The hardest part of going to finish on the cover illustration was working loosely within a finalized space where the image would drop. Once I have parameters laid out, my instinctive response is to tighten up and control where the linework and gestures travel. In this circumstance, I had to keep the drawing lively and spontaneous in feel without getting sloppy, but also make sure that I didn’t let the liveliness mess with the headline/s that would appear on the cover as well as the area where mailing addresses would be printed (In actuality, I had all forgotten about the mailing address space.). I rejected pen and ink as the medium and went with the very dependable Prismacolor pencils, retaining an option to drop some watercolor/gouache if necessary. The colors and plasticity in the pencils were just what I needed but didn’t prevent numerous false starts before I felt something was happening. Even as this was going on there was a debate going on back at RS whether more or less of the face would work better. More swirls, less swirls? Darker lines or more orange area? Options were presented. We went with more definition and a very judicious inclusion of swirls. Considerations continued till the twelfth hour when it went to press but when it did we knew we had a winner.

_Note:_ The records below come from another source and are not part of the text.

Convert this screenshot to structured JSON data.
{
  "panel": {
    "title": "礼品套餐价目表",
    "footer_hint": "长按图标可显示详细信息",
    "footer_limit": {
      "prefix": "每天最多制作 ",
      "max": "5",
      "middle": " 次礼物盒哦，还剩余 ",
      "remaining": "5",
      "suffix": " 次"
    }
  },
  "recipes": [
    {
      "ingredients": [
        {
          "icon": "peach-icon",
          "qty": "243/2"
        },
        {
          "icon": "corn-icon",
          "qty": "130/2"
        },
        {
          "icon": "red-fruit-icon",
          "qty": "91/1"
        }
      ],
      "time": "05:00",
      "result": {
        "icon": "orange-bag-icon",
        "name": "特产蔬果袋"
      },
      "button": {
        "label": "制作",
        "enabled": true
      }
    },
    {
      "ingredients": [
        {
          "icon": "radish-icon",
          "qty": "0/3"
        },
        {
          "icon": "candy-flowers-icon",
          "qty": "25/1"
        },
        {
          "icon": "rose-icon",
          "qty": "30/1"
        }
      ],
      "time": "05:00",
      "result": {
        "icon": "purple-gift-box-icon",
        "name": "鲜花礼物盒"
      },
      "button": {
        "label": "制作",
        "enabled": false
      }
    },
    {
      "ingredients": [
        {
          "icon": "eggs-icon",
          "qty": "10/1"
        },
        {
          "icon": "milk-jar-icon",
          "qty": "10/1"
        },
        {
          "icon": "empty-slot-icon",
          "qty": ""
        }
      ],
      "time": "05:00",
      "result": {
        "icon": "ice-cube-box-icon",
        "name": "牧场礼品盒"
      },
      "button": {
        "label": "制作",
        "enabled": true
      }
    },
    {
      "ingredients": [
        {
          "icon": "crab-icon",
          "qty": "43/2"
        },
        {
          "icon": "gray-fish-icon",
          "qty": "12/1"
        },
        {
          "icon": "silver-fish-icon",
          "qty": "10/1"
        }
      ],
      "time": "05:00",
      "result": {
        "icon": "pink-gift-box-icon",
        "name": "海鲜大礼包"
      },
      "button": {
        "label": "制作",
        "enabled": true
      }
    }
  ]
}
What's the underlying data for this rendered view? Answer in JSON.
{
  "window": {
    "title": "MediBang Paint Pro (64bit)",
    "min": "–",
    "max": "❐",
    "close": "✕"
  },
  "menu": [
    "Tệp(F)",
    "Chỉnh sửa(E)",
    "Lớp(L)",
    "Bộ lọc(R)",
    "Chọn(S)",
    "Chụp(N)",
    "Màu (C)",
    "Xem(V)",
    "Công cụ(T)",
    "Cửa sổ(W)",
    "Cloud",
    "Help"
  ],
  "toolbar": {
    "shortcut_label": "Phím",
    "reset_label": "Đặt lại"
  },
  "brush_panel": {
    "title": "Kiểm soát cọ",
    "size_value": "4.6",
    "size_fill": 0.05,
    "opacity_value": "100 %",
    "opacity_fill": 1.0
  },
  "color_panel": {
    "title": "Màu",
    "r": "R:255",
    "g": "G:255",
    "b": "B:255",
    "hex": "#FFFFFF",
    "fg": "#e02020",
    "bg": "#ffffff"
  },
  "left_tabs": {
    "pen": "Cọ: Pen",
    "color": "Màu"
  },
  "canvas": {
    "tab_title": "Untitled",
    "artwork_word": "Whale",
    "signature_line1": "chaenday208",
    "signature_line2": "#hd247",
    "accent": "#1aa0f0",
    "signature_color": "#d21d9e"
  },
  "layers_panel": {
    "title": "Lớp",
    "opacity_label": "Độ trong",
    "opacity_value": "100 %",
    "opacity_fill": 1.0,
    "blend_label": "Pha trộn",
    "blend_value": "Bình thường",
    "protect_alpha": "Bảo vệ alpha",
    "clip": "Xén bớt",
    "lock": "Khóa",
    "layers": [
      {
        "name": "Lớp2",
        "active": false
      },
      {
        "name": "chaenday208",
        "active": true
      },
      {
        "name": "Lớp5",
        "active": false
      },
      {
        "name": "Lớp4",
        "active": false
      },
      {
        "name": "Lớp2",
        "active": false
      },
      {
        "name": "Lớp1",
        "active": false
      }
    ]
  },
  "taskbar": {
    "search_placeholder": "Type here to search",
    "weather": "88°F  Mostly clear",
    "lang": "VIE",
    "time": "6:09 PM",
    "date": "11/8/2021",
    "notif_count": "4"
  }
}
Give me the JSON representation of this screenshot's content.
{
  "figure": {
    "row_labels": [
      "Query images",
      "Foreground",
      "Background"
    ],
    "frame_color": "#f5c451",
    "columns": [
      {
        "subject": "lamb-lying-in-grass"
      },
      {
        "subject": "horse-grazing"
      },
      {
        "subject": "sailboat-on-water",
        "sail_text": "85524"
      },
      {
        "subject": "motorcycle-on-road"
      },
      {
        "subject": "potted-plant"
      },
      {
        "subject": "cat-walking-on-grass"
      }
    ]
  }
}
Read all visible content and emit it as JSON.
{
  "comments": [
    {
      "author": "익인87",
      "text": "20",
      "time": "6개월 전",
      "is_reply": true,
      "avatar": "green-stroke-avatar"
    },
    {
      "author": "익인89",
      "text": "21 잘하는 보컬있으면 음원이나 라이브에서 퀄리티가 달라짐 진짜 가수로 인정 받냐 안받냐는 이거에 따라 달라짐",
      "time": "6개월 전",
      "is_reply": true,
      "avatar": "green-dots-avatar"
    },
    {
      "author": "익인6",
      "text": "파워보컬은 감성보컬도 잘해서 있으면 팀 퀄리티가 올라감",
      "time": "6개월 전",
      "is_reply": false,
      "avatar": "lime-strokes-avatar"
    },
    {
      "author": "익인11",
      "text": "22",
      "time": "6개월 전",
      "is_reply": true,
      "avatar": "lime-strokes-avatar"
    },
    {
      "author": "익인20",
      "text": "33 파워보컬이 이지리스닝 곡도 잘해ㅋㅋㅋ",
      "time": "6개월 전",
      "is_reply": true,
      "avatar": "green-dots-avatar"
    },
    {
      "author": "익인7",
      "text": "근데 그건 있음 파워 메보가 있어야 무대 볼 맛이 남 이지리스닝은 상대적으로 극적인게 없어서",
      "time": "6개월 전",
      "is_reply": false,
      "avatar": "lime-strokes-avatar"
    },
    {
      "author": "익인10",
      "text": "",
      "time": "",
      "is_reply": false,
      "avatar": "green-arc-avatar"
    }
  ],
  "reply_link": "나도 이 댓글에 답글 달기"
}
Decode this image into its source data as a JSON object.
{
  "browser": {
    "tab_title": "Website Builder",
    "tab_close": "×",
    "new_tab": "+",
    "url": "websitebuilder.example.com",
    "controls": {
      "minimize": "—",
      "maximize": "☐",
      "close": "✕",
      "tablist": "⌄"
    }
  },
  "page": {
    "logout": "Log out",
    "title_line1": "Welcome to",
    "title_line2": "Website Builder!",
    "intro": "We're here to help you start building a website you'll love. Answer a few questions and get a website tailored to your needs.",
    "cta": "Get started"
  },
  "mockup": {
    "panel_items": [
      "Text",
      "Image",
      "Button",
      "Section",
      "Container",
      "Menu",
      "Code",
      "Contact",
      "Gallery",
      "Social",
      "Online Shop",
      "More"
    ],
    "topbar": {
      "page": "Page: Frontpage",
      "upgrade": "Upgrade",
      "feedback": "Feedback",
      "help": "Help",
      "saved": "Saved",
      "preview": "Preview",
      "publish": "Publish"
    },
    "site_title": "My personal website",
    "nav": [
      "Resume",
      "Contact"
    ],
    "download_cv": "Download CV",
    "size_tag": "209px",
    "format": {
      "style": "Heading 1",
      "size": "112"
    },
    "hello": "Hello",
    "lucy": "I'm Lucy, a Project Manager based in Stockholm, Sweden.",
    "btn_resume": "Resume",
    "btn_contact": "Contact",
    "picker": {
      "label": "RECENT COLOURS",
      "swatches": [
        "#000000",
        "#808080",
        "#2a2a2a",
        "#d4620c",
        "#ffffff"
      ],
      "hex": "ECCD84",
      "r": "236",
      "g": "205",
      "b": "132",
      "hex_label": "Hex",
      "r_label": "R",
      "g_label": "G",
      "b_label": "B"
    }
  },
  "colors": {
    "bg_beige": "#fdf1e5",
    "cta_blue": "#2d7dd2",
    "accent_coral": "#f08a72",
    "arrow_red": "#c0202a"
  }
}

Working with ROLLING STONE has been one of those relationships we illustrators dream of. All the art directors I've had the pleasure to work with have been first rate great people who have your back while offering cogent feedback when necessary. This also applies to the editors. Everyone there still "gets it" in a publishing world where control of content and a desire to print wallpaper rather than imagery that makes a statement is more the rule than the exception. It's particularly satisfying contributing visuals to the tradition of great journalism that has been a hallmark of the magazine. Many thanks to Joe Hutchinson, Mark Maltais, Jason Fine, Sean Woods, Matt Taibbi and Jann Wenner.